I didn’t start learning how to ride on the end of a longe line. I wish I had because I would have had a more solid development and understanding of the independent seat and the nuances, the subtleties needed for the correct application of the aids, especially later in life when I started the sometimes arduous task of retraining.
As Alois Podhajsky stated in The Complete Training of the Horse and Rider, “Even when presenting a fully trained horse, a rider must have considerable knowledge and experience. How much more he will require to train an untrained horse and still more to retrain a badly trained one.” (Please note that I will be quoting from this same classic work by Podhajsky in other areas of this article.)
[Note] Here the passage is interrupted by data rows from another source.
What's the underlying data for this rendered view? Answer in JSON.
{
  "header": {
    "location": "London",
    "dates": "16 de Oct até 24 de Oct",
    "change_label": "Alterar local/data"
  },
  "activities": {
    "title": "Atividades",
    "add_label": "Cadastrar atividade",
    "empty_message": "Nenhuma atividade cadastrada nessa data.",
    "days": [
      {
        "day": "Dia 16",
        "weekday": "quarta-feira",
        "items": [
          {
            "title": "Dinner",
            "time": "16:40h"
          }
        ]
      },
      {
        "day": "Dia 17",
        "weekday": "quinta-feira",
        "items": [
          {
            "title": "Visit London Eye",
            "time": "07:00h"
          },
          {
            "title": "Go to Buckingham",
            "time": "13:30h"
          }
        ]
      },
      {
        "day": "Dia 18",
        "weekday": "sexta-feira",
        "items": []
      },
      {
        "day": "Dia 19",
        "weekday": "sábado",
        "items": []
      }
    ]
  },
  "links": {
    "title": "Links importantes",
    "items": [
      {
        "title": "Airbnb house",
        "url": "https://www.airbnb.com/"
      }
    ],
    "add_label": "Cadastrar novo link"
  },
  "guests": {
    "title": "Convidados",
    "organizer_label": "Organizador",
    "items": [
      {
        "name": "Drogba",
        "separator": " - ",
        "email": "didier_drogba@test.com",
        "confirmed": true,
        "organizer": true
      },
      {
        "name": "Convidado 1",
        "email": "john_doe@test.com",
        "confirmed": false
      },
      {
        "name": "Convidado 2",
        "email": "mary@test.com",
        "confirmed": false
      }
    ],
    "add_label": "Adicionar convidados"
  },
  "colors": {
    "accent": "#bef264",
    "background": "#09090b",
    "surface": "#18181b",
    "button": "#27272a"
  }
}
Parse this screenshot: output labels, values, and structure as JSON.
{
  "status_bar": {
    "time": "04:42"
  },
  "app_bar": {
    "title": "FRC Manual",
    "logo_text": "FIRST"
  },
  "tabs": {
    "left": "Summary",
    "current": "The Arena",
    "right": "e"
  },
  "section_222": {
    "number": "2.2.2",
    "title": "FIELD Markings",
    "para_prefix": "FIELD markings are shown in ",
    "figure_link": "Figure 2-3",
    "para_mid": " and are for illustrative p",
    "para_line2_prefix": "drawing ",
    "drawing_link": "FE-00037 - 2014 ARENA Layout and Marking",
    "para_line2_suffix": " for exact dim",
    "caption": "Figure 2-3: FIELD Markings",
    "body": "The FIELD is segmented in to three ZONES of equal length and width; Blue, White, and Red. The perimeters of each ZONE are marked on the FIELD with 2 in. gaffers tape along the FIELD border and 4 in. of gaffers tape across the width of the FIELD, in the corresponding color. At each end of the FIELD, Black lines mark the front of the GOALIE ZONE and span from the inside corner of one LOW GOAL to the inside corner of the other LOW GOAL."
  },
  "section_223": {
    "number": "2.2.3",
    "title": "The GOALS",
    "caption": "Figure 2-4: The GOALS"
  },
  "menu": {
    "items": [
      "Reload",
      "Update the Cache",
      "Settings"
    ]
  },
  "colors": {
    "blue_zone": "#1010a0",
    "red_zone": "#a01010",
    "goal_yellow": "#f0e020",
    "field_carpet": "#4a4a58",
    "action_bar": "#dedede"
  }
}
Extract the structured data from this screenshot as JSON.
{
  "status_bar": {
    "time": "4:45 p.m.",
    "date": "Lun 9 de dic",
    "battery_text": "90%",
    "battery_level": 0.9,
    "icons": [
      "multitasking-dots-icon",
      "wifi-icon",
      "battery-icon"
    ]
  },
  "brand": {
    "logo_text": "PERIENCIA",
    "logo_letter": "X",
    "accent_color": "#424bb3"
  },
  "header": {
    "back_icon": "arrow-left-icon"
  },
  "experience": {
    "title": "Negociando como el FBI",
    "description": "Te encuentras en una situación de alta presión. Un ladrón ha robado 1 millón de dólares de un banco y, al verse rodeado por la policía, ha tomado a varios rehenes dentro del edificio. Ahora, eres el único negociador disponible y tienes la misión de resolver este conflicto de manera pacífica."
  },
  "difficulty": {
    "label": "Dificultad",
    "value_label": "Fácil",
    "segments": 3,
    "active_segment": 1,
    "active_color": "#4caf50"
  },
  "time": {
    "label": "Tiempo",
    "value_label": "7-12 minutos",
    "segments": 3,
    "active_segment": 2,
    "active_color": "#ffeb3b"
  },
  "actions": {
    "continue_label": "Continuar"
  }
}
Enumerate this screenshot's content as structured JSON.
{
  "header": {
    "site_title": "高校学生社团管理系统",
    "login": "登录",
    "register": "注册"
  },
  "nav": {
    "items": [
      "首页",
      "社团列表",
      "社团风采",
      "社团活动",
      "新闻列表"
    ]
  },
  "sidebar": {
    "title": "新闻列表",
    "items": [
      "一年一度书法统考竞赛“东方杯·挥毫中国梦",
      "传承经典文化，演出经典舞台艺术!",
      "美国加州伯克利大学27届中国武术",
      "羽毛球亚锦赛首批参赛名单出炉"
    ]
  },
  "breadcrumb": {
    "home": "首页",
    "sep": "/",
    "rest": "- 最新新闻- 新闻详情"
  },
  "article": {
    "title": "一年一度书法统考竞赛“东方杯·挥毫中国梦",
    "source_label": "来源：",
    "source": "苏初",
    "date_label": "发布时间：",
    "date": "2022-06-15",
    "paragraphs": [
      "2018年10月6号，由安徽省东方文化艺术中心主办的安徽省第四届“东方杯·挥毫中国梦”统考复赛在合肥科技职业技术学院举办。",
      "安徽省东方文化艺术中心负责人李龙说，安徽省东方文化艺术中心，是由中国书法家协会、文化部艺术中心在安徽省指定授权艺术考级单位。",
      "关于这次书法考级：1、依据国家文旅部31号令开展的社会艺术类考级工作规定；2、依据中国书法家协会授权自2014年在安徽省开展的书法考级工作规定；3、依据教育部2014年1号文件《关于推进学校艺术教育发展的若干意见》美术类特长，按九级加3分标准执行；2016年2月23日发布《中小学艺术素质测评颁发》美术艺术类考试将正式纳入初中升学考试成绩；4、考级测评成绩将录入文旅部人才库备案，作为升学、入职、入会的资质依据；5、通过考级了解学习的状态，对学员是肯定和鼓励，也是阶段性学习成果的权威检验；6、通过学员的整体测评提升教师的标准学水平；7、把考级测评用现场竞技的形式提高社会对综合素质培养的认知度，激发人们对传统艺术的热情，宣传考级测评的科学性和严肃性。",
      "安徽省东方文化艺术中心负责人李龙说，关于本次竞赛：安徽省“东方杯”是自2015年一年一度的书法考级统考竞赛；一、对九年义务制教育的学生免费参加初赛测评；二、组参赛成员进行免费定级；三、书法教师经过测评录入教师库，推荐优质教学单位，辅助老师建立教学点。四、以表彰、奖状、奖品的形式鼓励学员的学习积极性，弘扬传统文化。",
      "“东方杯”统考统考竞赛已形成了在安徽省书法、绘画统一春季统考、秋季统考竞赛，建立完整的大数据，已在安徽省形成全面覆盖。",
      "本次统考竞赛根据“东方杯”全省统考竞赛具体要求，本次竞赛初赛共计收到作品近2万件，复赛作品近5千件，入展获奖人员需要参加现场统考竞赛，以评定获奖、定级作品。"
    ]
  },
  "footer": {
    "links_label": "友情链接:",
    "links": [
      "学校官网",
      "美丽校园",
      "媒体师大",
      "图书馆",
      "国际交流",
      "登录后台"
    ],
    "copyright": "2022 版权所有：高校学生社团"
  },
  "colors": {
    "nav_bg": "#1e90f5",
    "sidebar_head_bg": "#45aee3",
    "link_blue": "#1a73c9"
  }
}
If I had started my riding career on the longe I would not have spent years struggling, as so many riders continue to do, to learn how to produce, allow and actually ride forward, instead of trying to make forward happen by force. I lacked as a rider the training as, “the physical and mental proficiency to be able to follow them with skill and power, and be able to resist them if necessary.” As a youngster I developed the seat of the pants style of riding, a strong foundation in part but far from complete in the skill aspect. It was a foundation that had to be broken down in order to build anew in 1970 and it started when I was first put on the longe in Vermont prior to going to England and then a decade later in Massachusetts on the longe when I started studying body awareness.